Proposed amendment to Alberta Sovereignty Act removes unilateral lawmaking power of cabinet
Changes would also limit harms addressed by the act to federal initiatives deemed unconstitutional
The Alberta government is amending the Sovereignty Act to take away cabinet's unilateral powers to change legislation as proposed in the original version of the bill.
Under amendments revealed Monday by the United Conservative Party caucus, cabinet would be compelled to send provincial laws back to the legislative assembly for all three stages of debate if it was decided a statute needed to be changed to fight a federal initiative.
The original version of the bill left that power entirely with cabinet.
Monday's proposed changes to Bill 1 also narrow the definition of what federal law, policy or program the provinces deems as subject to a resolution. The measures must be unconstitutional, according to MLAs, interfere with provincial jurisdiction, or violate the charter rights of Albertans.
The proposed amendments were discussed in a UCP caucus meeting Monday morning, according to Premier Danielle Smith.
"My caucus identified some issues that they wanted to address," Smith told the legislature. "They wanted to seek some clarity, and that's the kind of leader I am. I want to make sure that we get this bill right, and I'm grateful that my caucus is going to propose amendments to do that."
It isn't yet clear when the amendments will be introduced. The bill is scheduled for debate in second reading Monday evening but House business proceeds at the discretion of the government House leader Joseph Schow.
The changes aim to calm the controversy that erupted six days ago when Smith introduced the bill in the legislative assembly.
Constitutional experts, columnists, other politicians and members of the public have called the bill unconstitutional and alarmingly anti-democratic for vesting so much power in the executive branch of government.
Smith proposed the legislation last summer while campaigning to succeed Jason Kenney as leader of the governing United Conservative Party.
Smith and Justice Minister Tyler Shandro were adamant last week that there was no problem with the bill. On Monday, Shandro deflected questions about what had changed. He only would say that caucus had raised concerns and that Albertans deserved more "clarity" on what the bill does.
"I'm not going to characterize it as a mistake," he said.
The purpose of the bill is to "push back" against federal legislation, policies and programs that are deemed unconstitutional or harmful to Alberta's interests.

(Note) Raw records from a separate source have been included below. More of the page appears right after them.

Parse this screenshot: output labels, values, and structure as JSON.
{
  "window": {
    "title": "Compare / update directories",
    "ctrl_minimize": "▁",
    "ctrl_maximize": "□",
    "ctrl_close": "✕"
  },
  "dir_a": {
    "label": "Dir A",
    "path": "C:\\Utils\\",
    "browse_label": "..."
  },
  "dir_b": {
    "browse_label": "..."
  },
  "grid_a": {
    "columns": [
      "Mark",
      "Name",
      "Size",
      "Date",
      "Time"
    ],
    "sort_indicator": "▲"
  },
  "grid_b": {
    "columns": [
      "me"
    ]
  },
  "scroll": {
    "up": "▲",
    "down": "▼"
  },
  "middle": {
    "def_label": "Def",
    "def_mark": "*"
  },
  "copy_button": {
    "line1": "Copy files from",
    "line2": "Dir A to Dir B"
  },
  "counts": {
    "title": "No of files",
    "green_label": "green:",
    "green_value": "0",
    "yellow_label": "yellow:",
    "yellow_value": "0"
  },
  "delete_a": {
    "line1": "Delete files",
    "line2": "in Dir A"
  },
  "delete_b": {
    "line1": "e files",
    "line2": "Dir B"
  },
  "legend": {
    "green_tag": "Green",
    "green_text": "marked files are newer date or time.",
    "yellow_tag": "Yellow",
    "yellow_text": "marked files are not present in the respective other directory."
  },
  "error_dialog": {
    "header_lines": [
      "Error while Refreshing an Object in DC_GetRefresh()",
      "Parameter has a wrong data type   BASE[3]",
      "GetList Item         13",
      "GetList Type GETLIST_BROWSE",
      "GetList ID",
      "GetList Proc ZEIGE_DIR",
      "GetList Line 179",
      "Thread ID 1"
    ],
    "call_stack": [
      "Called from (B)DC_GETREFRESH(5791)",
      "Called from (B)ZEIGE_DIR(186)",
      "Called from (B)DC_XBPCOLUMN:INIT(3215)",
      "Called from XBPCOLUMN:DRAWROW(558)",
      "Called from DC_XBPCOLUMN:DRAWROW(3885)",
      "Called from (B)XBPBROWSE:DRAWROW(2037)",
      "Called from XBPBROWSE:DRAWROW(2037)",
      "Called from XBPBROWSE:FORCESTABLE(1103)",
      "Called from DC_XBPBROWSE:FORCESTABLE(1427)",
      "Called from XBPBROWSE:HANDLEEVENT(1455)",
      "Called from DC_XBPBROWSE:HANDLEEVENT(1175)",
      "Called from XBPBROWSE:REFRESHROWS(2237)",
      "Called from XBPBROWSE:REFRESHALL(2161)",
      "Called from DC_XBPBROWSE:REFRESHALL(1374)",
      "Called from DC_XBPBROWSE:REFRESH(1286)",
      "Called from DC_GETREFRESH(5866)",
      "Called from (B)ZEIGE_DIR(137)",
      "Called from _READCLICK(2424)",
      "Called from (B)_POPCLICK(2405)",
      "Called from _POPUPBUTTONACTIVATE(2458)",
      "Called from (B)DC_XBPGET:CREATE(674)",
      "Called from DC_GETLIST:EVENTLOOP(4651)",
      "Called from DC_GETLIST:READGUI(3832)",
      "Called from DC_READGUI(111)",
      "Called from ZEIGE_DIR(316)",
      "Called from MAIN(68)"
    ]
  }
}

The alleged intrusion would be put into a resolution that would be debated in the legislative assembly.
Once passed, the resolution would go to cabinet, which could take several actions. In its original wording, the bill gave cabinet the power to change provincial legislation.

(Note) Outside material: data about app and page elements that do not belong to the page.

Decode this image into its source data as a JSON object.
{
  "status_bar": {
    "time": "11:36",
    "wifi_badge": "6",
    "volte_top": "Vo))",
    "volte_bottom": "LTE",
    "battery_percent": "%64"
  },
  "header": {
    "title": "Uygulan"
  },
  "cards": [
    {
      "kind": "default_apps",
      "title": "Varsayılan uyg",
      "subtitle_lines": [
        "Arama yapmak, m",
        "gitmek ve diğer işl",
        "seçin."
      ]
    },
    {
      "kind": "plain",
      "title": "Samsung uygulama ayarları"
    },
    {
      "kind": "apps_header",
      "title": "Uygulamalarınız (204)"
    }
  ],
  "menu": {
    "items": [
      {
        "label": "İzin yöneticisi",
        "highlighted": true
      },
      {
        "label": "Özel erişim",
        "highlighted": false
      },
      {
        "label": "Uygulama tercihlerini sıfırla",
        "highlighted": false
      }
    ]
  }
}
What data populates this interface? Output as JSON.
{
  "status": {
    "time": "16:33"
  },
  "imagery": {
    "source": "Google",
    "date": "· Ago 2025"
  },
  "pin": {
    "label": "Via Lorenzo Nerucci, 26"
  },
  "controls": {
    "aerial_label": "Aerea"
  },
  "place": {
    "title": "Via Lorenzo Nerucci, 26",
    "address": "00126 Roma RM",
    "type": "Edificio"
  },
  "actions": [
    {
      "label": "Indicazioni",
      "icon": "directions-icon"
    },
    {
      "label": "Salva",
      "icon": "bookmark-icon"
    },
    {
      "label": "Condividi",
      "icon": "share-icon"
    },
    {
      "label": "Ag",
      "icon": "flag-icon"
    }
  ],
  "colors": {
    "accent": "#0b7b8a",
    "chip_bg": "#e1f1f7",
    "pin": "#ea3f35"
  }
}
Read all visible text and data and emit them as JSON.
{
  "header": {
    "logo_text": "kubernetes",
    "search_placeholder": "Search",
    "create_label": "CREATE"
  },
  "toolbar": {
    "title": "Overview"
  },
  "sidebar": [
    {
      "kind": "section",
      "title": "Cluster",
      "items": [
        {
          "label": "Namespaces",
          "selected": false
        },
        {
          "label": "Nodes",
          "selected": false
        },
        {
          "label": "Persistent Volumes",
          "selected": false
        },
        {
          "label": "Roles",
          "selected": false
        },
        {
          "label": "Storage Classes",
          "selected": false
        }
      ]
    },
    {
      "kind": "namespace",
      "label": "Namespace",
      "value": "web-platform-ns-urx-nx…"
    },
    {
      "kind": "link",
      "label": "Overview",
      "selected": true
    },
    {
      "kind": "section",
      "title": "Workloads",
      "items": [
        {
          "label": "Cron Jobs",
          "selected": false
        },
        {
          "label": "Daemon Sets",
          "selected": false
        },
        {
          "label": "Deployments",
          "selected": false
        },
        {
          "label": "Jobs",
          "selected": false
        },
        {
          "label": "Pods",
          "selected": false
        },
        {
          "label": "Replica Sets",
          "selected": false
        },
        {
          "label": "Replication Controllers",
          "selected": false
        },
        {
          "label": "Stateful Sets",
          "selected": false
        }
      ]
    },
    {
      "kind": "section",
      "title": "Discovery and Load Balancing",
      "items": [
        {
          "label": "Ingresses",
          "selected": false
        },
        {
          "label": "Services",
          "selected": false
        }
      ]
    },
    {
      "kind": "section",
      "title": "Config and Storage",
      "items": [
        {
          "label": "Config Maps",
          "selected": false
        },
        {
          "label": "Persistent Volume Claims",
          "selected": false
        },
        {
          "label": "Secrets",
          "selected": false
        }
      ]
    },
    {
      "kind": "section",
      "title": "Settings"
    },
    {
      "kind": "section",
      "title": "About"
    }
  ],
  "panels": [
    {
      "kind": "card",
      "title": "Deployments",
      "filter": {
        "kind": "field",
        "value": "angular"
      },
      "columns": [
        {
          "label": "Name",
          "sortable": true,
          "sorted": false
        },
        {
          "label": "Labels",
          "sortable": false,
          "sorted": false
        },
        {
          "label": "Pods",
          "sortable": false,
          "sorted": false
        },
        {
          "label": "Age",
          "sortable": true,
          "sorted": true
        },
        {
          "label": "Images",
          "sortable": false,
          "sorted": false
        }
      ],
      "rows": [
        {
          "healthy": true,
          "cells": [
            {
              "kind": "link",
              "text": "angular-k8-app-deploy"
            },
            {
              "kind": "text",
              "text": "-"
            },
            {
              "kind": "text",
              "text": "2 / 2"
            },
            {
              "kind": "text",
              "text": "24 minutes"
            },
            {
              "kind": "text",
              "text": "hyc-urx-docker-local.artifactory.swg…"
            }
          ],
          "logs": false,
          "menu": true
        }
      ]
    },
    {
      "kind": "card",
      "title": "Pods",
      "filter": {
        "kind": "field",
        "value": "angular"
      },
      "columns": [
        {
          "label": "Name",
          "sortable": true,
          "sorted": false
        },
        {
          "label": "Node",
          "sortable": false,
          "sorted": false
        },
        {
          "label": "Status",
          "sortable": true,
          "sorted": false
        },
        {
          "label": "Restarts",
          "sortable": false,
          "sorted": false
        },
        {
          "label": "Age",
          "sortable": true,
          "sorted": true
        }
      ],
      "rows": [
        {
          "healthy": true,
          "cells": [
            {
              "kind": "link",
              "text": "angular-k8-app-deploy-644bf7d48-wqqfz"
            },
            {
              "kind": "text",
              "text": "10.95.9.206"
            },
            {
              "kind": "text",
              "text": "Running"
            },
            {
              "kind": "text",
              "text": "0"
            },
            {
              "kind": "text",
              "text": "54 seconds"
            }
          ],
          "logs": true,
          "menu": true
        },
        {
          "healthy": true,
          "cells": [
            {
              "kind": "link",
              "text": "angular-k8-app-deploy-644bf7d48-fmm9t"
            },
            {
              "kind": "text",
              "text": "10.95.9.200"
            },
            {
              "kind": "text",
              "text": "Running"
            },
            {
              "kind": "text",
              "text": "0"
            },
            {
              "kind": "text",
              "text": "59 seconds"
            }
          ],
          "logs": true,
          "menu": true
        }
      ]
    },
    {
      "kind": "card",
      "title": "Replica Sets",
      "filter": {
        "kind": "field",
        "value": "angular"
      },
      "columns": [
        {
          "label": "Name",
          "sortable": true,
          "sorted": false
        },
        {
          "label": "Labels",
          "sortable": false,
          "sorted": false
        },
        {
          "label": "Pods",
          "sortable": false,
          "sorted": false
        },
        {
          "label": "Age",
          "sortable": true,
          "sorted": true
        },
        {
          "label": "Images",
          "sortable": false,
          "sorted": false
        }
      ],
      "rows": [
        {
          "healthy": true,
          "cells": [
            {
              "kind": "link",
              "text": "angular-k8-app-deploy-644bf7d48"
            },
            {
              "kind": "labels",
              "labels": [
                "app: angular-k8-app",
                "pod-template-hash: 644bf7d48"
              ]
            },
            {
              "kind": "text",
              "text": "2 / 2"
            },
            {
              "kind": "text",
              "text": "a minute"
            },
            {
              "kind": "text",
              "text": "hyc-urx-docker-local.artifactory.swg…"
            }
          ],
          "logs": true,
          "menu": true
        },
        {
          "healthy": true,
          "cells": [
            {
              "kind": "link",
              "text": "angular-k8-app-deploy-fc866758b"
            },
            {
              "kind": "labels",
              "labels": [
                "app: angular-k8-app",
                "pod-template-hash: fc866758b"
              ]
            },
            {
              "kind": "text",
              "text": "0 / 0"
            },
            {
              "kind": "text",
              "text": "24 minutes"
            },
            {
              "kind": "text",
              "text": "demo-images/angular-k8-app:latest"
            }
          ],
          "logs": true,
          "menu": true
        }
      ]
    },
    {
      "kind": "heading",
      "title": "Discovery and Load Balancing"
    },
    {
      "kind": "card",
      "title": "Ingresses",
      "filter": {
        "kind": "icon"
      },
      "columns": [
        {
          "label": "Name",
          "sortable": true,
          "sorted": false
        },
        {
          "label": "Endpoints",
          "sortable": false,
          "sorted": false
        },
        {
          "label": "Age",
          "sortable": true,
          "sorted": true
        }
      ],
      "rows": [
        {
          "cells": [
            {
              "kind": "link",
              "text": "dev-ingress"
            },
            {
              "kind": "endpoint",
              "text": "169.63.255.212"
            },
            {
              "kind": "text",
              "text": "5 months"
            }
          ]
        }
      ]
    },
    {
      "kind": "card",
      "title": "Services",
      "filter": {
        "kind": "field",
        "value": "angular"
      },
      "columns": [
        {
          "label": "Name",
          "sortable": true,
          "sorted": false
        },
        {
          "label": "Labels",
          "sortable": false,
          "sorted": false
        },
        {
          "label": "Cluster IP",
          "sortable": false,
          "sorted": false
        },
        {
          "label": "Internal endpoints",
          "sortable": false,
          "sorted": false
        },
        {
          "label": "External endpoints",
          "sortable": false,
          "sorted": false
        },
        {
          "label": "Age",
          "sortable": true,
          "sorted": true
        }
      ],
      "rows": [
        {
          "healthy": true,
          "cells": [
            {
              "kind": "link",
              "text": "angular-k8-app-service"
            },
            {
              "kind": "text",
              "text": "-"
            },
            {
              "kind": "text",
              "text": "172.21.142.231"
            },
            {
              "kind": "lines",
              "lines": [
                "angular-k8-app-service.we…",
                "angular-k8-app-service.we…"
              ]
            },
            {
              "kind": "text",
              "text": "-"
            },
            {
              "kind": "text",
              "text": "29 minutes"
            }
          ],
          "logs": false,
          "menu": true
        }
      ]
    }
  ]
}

Other measures include giving cabinet the power to direct bodies that receive provincial funding — such as health authorities, post-secondary institutions, municipalities and municipal police forces — to ignore federal law.
The NDP Opposition will not support any amendments to Bill 1.
NDP Leader Rachel Notley said the bill is beyond repair and needs to be dropped.
"The conversation going on now between the UCP caucus and the premier is a conversation that should have happened before it was introduced and the markets saw it and investors saw it and opinion leaders all across the country saw it," Notley said Monday.
"It is a mess. There are so many elements of it that create uncertainty. It needs to be withdrawn and they need to go right back to the drawing board."